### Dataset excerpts
----

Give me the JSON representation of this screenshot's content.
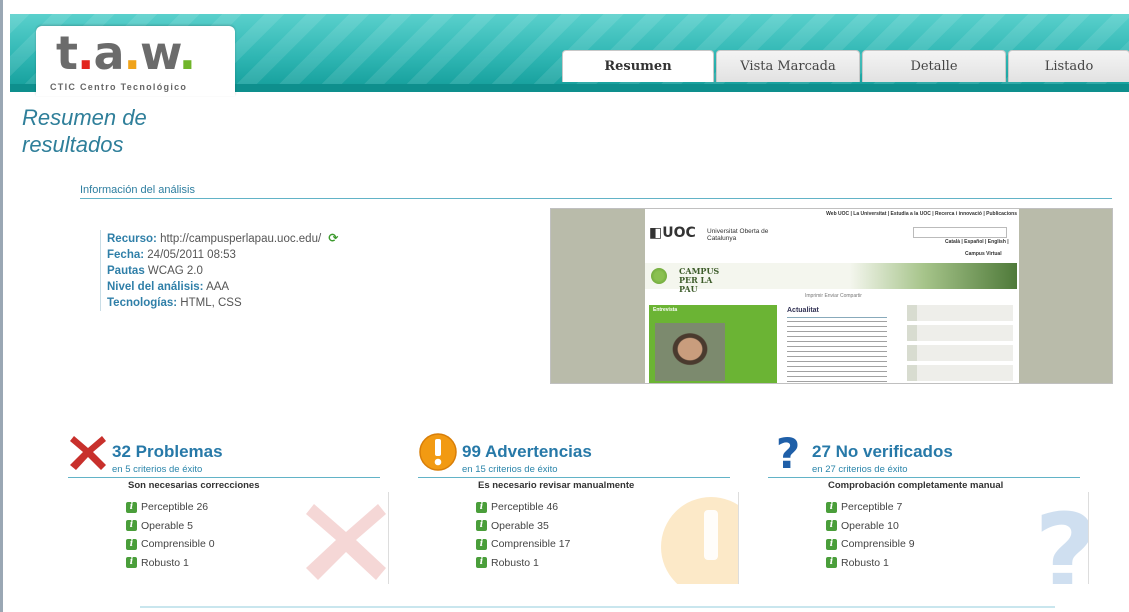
{
  "logo": {
    "mark_t": "t",
    "mark_a": "a",
    "mark_w": "w",
    "caption": "CTIC Centro Tecnológico"
  },
  "tabs": [
    {
      "label": "Resumen",
      "active": true
    },
    {
      "label": "Vista Marcada",
      "active": false
    },
    {
      "label": "Detalle",
      "active": false
    },
    {
      "label": "Listado",
      "active": false
    }
  ],
  "page_title": "Resumen de resultados",
  "section_label": "Información del análisis",
  "info": {
    "resource_label": "Recurso:",
    "resource_value": "http://campusperlapau.uoc.edu/",
    "date_label": "Fecha:",
    "date_value": "24/05/2011 08:53",
    "guidelines_label": "Pautas",
    "guidelines_value": "WCAG 2.0",
    "level_label": "Nivel del análisis:",
    "level_value": "AAA",
    "tech_label": "Tecnologías:",
    "tech_value": "HTML, CSS"
  },
  "thumbnail": {
    "topnav": "Web UOC | La Universitat | Estudia a la UOC | Recerca i innovació | Publicacions",
    "uoc": "UOC",
    "uoc_name": "Universitat Oberta de Catalunya",
    "lang": "Català | Español | English |",
    "virtual": "Campus Virtual",
    "campus": "CAMPUS PER LA PAU",
    "tools": "Imprimir   Enviar   Compartir",
    "news_title": "Actualitat",
    "green_title": "Entrevista"
  },
  "results": [
    {
      "icon": "error-x-icon",
      "count_label": "32 Problemas",
      "criteria": "en 5 criterios de éxito",
      "subtitle": "Son necesarias correcciones",
      "items": [
        "Perceptible 26",
        "Operable 5",
        "Comprensible 0",
        "Robusto 1"
      ],
      "color": "#c8302c"
    },
    {
      "icon": "warning-icon",
      "count_label": "99 Advertencias",
      "criteria": "en 15 criterios de éxito",
      "subtitle": "Es necesario revisar manualmente",
      "items": [
        "Perceptible 46",
        "Operable 35",
        "Comprensible 17",
        "Robusto 1"
      ],
      "color": "#f29a12"
    },
    {
      "icon": "question-icon",
      "count_label": "27 No verificados",
      "criteria": "en 27 criterios de éxito",
      "subtitle": "Comprobación completamente manual",
      "items": [
        "Perceptible 7",
        "Operable 10",
        "Comprensible 9",
        "Robusto 1"
      ],
      "color": "#1f5fa8"
    }
  ]
}
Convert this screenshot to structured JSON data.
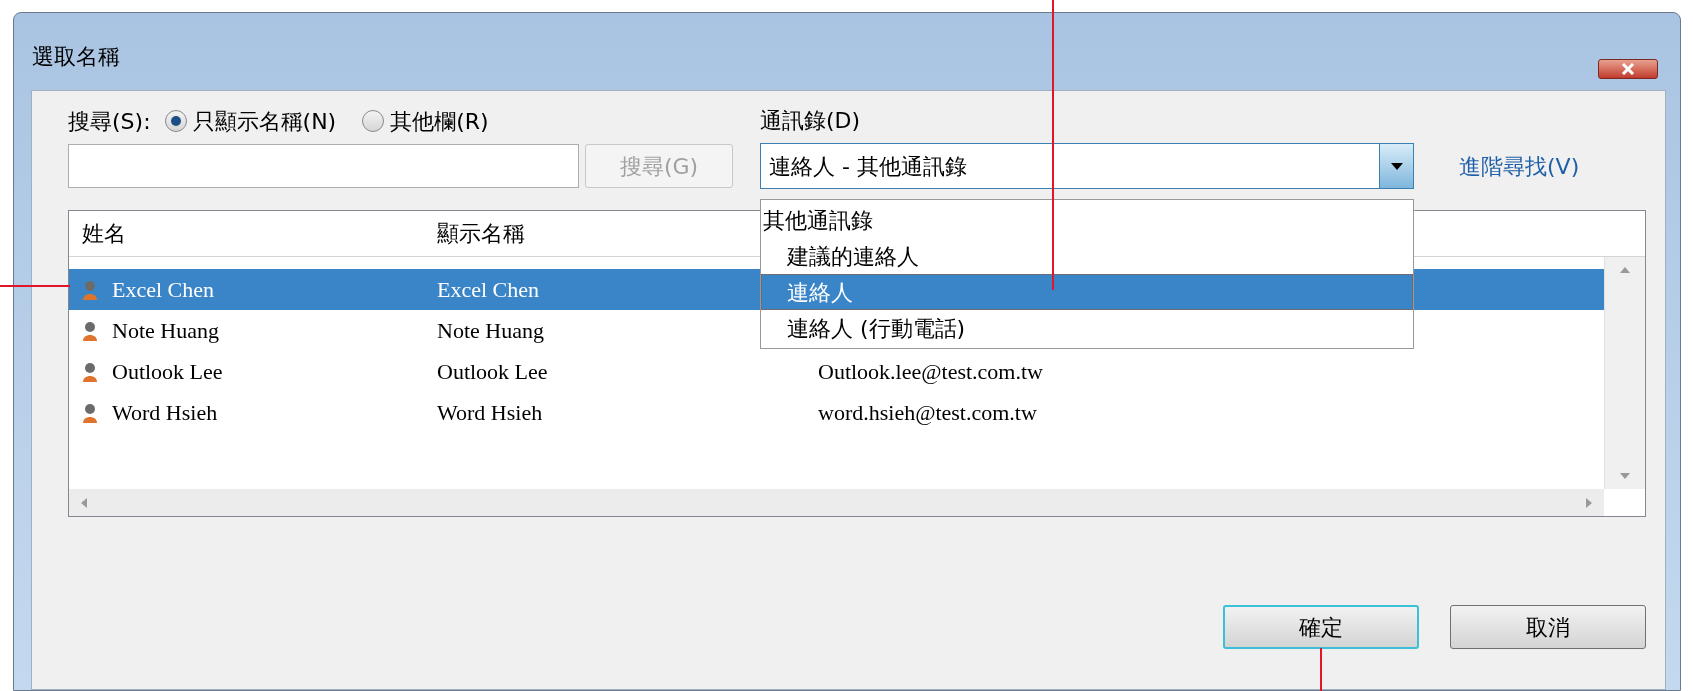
{
  "window": {
    "title": "選取名稱"
  },
  "search": {
    "label": "搜尋(S):",
    "options": [
      {
        "label": "只顯示名稱(N)",
        "selected": true
      },
      {
        "label": "其他欄(R)",
        "selected": false
      }
    ],
    "button": "搜尋(G)",
    "button_disabled": true
  },
  "address_book": {
    "label": "通訊錄(D)",
    "value": "連絡人 - 其他通訊錄",
    "advanced_link": "進階尋找(V)",
    "dropdown": [
      {
        "label": "其他通訊錄",
        "children": [
          {
            "label": "建議的連絡人",
            "selected": false
          },
          {
            "label": "連絡人",
            "selected": true
          },
          {
            "label": "連絡人 (行動電話)",
            "selected": false
          }
        ]
      }
    ]
  },
  "table": {
    "columns": [
      "姓名",
      "顯示名稱"
    ],
    "rows": [
      {
        "cells": [
          "Excel Chen",
          "Excel Chen"
        ],
        "selected": true
      },
      {
        "cells": [
          "Note Huang",
          "Note Huang"
        ],
        "selected": false
      },
      {
        "cells": [
          "Outlook Lee",
          "Outlook Lee",
          "Outlook.lee@test.com.tw"
        ],
        "selected": false
      },
      {
        "cells": [
          "Word Hsieh",
          "Word Hsieh",
          "word.hsieh@test.com.tw"
        ],
        "selected": false
      }
    ]
  },
  "buttons": [
    {
      "label": "確定",
      "default": true
    },
    {
      "label": "取消",
      "default": false
    }
  ]
}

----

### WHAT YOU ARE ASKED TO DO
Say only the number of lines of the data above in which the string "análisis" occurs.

### RESULT OF THIS TASK
2